▸ The problem:
Search the entries below for the string "University" and copy the lines that hold it.

Records for processing section start

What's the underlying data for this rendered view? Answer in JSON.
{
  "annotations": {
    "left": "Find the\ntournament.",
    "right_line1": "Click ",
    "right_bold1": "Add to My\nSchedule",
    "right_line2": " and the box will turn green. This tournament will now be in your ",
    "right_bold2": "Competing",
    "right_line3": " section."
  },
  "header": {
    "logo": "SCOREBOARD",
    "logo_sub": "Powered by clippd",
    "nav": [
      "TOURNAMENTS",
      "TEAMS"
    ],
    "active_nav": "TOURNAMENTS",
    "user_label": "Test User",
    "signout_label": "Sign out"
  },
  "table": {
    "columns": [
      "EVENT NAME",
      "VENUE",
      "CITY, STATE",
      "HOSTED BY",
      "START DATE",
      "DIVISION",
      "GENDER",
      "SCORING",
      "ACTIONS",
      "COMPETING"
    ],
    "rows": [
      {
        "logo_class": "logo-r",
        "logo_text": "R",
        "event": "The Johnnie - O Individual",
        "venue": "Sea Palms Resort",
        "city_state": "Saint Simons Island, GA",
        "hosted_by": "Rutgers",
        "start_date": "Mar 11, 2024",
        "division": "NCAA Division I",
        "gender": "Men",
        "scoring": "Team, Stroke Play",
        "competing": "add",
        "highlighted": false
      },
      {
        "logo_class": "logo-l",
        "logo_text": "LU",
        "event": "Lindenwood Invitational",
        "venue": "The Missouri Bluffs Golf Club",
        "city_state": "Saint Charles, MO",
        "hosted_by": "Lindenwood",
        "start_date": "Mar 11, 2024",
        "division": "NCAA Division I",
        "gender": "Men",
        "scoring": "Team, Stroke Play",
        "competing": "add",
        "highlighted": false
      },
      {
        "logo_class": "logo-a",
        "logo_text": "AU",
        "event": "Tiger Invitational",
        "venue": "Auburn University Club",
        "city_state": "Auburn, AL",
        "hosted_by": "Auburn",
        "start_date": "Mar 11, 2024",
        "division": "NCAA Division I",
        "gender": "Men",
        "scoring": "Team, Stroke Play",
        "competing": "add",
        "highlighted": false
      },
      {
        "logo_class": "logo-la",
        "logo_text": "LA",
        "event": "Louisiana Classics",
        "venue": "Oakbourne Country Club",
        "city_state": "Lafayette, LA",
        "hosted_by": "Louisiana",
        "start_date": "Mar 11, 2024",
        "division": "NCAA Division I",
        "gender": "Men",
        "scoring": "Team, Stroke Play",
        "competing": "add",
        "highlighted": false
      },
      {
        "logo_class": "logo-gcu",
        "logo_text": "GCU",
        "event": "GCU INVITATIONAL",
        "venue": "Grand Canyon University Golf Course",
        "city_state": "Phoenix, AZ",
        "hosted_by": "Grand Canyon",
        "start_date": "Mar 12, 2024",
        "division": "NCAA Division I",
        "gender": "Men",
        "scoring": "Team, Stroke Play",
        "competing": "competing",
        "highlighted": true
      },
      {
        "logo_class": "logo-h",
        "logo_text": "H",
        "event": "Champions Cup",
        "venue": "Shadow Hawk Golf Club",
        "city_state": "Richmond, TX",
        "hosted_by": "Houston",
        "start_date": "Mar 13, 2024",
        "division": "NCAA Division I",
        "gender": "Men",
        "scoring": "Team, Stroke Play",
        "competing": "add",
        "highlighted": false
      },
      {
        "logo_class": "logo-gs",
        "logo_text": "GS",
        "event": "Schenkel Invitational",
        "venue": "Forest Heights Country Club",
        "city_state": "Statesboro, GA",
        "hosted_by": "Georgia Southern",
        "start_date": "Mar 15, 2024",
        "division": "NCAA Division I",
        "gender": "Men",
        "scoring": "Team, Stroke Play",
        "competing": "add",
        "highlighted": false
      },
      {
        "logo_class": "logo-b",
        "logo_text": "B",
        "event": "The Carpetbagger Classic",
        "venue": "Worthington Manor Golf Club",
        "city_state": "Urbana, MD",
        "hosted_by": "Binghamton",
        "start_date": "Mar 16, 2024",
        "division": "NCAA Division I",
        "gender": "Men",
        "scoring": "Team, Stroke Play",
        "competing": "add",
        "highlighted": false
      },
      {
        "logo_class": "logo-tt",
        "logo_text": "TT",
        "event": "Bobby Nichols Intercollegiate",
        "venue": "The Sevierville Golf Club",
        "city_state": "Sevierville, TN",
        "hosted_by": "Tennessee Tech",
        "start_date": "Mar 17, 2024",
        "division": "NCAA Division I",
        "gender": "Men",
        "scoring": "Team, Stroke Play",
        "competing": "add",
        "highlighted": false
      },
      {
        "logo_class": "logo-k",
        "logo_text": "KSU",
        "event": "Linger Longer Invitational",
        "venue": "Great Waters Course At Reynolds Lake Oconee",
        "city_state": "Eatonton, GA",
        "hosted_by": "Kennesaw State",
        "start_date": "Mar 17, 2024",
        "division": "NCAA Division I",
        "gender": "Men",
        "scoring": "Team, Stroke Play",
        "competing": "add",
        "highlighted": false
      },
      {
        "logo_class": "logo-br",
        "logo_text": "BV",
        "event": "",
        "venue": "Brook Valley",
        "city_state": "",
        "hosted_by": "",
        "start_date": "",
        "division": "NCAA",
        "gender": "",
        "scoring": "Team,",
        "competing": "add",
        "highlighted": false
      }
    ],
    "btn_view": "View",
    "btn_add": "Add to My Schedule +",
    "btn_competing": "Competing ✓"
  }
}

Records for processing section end

▸ Output of the exercise:
        "venue": "Auburn University Club",
        "venue": "Grand Canyon University Golf Course",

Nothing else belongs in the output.